Yes, that old song again. Needless to say, Get Him to the Greek comes from producer Judd Apatow’s stable. But this we do need to say: The Apatow stable has given us everything from Superbad to The 40-Year-Old Virgin to Knocked Up, films devoted to foul-mouthed Peter Pans slouching toward adulthood, each exceptionally rich in comic detail. This latest entry is modest in scope, but it works. It’s not heinously slick and calculating the way The Hangover was; it actually feels a little bit personal, in the Almost Famous vein (though it’s a lot crasser in texture, properly so, I think), and the stars are required to act, not simply clown around en route to the next payoff.
Forgetting Sarah Marshall director Nicholas Stoller wrote and directed Get Him to the Greek, and one of its satisfactions is seeing Hill develop into a comic actor confident enough to relax on screen. In Superbad, Hill played a strident motormouth who couldn’t shut up. That’s a tough personality to vary (though God knows it was true to millions of strident, motormouth adolescents everywhere). Here, his jowls may fill the frame, but his instincts for hanging back and underplaying come through. There’s a sweetness to his portrayal of Aaron, a record-company gofer charged with flying to London from L.A. to fetch a substance-infested rock star on the wane, played by Brand, for a comeback concert at the Greek Theatre.

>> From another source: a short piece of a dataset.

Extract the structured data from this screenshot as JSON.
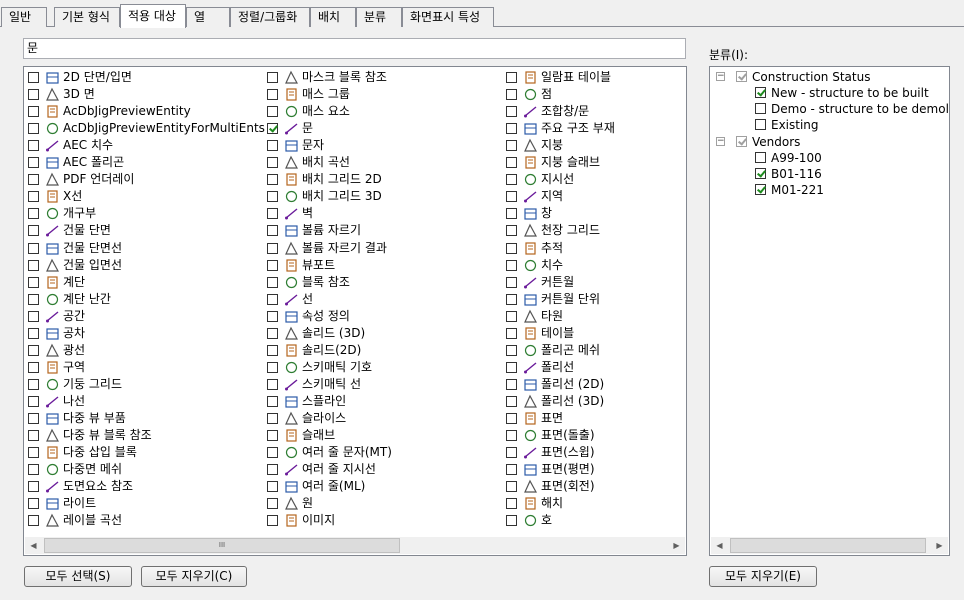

Brand’s outlandishly narcissistic preener, Aldous Snow, was introduced in Sarah Marshall. (In the same film Hill played an entirely different character from the one he plays here.)
Looking like a butch Tiny Tim, his tongue lolling about in a perpetual invitation of some sort, Brand refreshes the cliché of the high-living, inwardly hollow showbiz icon. Get Him to the Greek follows a familiar road to redemption, as Aaron becomes
hijacked by Aldous’ excesses and eventually stands up to his boss. With an effective deadpan, Sean Combs plays the label executive who believes in the supreme power of the mind game.
There’s a side trip to Las Vegas, where Snow’s estranged father (Colm Meaney) plays guitar in a Rat Pack tribute revue. I suspect audiences may be surprised at how seriously the story takes the father/son conflict.
We’re not talking about Greek tragedy (though if they don’t get to the Greek, it will of course be sad). As a director, Stoller’s touch is uneven: When the trouble becomes violently physical in Vegas, the tone seems uncertain.
The bits I liked best are simple and confined.
At one point, in a limo heading to the Today show, Snow wants very much to drink and get high before wrangling with Meredith Vieira. Aaron’s job is to prevent this from happening (though elsewhere he acts as his drug dealer, which Aaron grows to resent). As he gets progressively drunker and higher himself, Hill’s nauseated reactions are priceless. He and Brand make a swell odd couple, and wisely the script makes time for its supporting players. Rose Byrne and Elisabeth Moss play the true loves of the self-doubting rock god and the wised-up music geek. The movie’s a good, rude commercial comedy. How many good movies have we even seen this year?